If you’re like most people, each January goes something like this: You choose a problematic behavior that has plagued you for years and vow to reverse it. In fact, you can probably think of two or three undesirable habits—make that four or five.

Thus begins the litany of imperfections to be perfected—commonly known as New Year’s resolutions—all of which are typically off your radar by February.

“My One Word” is an experiment designed to move you beyond this cycle. The challenge is simple: Lose the long list of changes you want to make this year and instead pick one word.

This process provides clarity by taking all your big plans for life change and narrowing them down into a single focus—just one word that centers on your character and creates a vision for your future. 

Our resolutions seldom work because they are based on the type of person we’re tired of being rather than who we want to become. Plus, resolutions can be “broken,” leaving no room for the process of growth. 

What if our hopes for the year ahead centered instead on the transformation process?

It’s OK to want to be a better you, and the new year is a natural time to start. The question is how? 

My One Word replaces broken promises with a vision for real change. When you choose a single word, you have a clarity and focus. You are moving toward the future rather than swearing off the past. 

A Simple Process

So how do you go about picking a word? Here are a few steps to help you get started.

  • Step 1: Determine the kind of person you want to become.

Take some time and decide what kind of person you want to be at the end of this year. This goes beyond simply being healthier and wealthier. It must drive deep into your soul.
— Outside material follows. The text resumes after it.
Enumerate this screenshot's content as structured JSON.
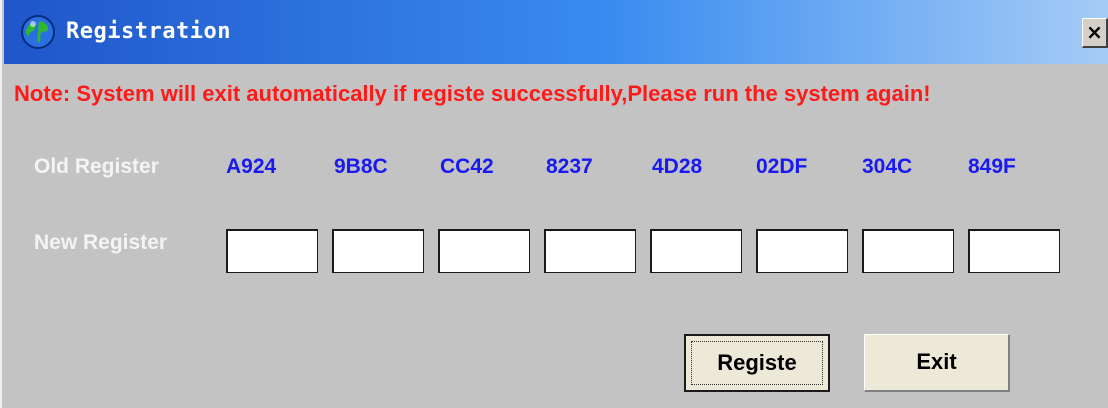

  • Step 2: Identify the characteristics of that person.

Get a picture of that person and then simply identify their major characteristics. Is that person gentle? Is that person generous? What are the qualities of the person you want to become?

  • Step 3: Once you have a list of the characteristics, pick a word. 

There might be 15 things you want to change, but you must resist the temptation to promise you will do them all. Instead, simply commit to one word.

This provides you with a lens to see the changes you need to make and a way to determine whether or not change is happening. 

Understand this process is hard, but staying focused on your word will help you struggle in the right direction.

Help Along the Way

Before you embark on this journey, a word of warning: Don’t be surprised if living out your “one word” feels unnatural and awkward at first. Remember, the reason you want to change is due to the fact this characteristic is not currently present in your day-to-day life.

Give it time and stay with it.


“My One Word,” by Mike Ashcraft and Rachel Olsen, is available for purchase at myoneword.org—where this content originated. It is reprinted with permission.